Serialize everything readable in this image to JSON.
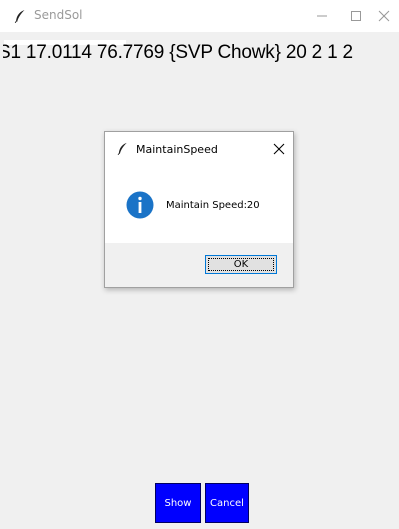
{
  "window": {
    "title": "SendSol"
  },
  "main": {
    "entry_value": "",
    "data_text": "S1 17.0114 76.7769 {SVP Chowk} 20 2 1 2"
  },
  "dialog": {
    "title": "MaintainSpeed",
    "message": "Maintain Speed:20",
    "ok_label": "OK"
  },
  "buttons": {
    "show_label": "Show",
    "cancel_label": "Cancel"
  },
  "colors": {
    "button_blue": "#0000ff",
    "info_blue": "#1a73c7",
    "focus_border": "#0078d7"
  },
  "icons": {
    "app": "feather-icon",
    "dialog": "feather-icon",
    "info": "info-icon"
  }
}
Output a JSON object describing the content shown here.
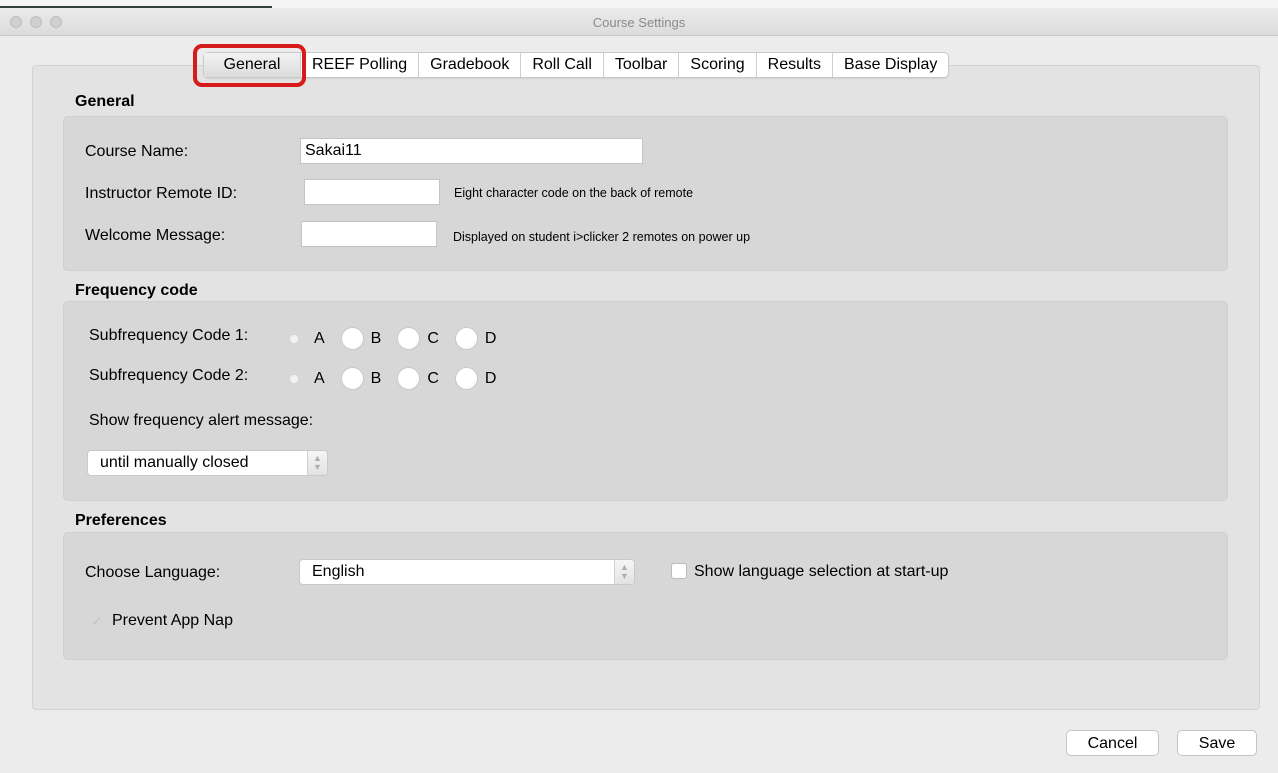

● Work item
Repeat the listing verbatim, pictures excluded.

● Task response
Serialize everything readable in this image to JSON.
{
  "window": {
    "title": "SendSol"
  },
  "main": {
    "entry_value": "",
    "data_text": "S1 17.0114 76.7769 {SVP Chowk} 20 2 1 2"
  },
  "dialog": {
    "title": "MaintainSpeed",
    "message": "Maintain Speed:20",
    "ok_label": "OK"
  },
  "buttons": {
    "show_label": "Show",
    "cancel_label": "Cancel"
  },
  "colors": {
    "button_blue": "#0000ff",
    "info_blue": "#1a73c7",
    "focus_border": "#0078d7"
  },
  "icons": {
    "app": "feather-icon",
    "dialog": "feather-icon",
    "info": "info-icon"
  }
}
Output a JSON object describing the content shown here.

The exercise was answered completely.